F.S.: Our classic Märklin products are hardly comparable to the range of the Simba-Dickie Group (SDG): the target groups are fundamentally different, the sales and distribution channels are different, and there’s a huge gap between the price points. Moreover, with SDG, our sales – at least outside our core markets – are primarily with the bigger chains. But for our professional segment we need retailers who will provide those things that are so important to us, like advising customers, repairs and a replacement parts service. The situation with “Märklin my world” and “Märklin Start up” is, however, somewhat different, because we’ve been able to create synergies with our subsidiaries abroad. And we’ve set up our first cooperation agreements with partners in Russia, Spain, Italy, the UK, the Czech Republic and Poland.
In recent years, the specialist trade in Germany has proved to be the eye of the needle for model railways. Is Märklin succeeding in regaining lost ground with the way it’s focusing on target groups.
F.S.: The specialist trade continues to be our most important partner, with the right know-how and able to offer the service our customers want. This isn’t going to change in the short term. With new segments like “Märklin my world”, “Märklin Start up” and LGB, we’ve nevertheless got to exploit more sales channels. This is particularly important in the so-called emerging markets, where the classic structures with a bricks-and-mortar specialist toy trade such as we find in Germany doesn’t exist. Given this situation, we’ve got to create products with a consistent focus: “plug and play” will become increasingly important.
Let’s talk about the product. The trade’s view of “Märklin my world” , as far as we can see, has been almost unanimously positive. Now we’re hearing that you shouldn’t have gone in for tracks made of plastic. Why no longer the classic C-track?
F.S.: To be quite honest, with every sale of “Märklin my world” we’ve burned money.
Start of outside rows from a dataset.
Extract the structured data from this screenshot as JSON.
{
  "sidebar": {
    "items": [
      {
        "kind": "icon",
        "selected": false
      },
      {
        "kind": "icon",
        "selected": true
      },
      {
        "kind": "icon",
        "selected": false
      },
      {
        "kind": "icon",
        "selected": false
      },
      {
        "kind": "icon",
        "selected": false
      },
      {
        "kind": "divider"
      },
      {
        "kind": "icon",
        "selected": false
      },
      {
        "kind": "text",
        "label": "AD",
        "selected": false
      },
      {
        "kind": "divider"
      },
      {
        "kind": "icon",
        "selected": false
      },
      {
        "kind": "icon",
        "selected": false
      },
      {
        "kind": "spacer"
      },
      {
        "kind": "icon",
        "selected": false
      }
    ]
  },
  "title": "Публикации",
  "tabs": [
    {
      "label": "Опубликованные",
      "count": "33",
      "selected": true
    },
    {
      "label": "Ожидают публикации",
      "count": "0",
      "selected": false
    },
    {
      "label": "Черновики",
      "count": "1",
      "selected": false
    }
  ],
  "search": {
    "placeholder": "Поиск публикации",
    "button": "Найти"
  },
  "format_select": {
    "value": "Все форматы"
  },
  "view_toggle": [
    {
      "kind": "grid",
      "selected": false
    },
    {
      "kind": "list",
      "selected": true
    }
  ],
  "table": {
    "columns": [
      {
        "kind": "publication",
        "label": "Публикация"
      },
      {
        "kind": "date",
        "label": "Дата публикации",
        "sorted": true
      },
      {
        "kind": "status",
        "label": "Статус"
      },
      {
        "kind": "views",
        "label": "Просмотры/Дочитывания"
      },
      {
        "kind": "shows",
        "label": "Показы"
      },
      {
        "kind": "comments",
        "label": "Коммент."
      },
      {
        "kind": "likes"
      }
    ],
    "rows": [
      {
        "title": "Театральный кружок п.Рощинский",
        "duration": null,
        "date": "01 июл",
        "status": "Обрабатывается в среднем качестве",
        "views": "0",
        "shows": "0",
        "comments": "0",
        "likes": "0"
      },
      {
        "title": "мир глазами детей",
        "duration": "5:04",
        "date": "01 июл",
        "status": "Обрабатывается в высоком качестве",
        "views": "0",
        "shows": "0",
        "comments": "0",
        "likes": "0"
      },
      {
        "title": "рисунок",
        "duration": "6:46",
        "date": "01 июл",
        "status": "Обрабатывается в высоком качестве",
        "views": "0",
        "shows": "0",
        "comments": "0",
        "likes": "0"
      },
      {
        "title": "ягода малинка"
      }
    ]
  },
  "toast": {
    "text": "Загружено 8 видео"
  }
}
If you come from the specialist trade, you know how high-quality our C-tracks are and what price they are sold for. Similarly, you can calculate the huge subsidy of the “my world” package. But – and we mustn’t forget this – it has helped us to get a foothold in the pre-school market. Nevertheless, it’s of course essential to create a certain margin.
That’s the only way we can invest in new products and innovations. So we were faced with the decision either to raise prices by a huge amount or to tailor it consistently for children. As you know, we decided on the latter strategy, since this enables us to guarantee that it’s relatively inexpensive for a child to extend his rail network. And that raises the play value of our product immensely.
Increasingly realistic, increasingly perfect, increasingly digital – this is the impression you get when you see on displays a railcar with passengers getting on and off or a tender in which the level of the coal goes down under its own weight. Would you please reveal what technical innovations Märklin has in store for us or where the next challenges lie in getting even closer to the originals.
F.S.: We’re investing in our digital technology in the long term, and we’re designing it to be noticeably simpler and more user-friendly. We regard this approach as an important precondition for appealing to both new customer groups at the international level and for attracting the interest of younger target groups. But, so that we can keep on surprising our regular clientele with innovative ideas, we’re working continuously on more technical gimmicks, like the display doors and the level-adjusting coal tender.
I’m convinced that developments like these make model railways appreciably more attractive. In the same vein, we’ll continue developing our devotion to detail and being faithful to the originals and in this way captivate our customers. However, I’m not prepared to tell you anymore about that at the moment.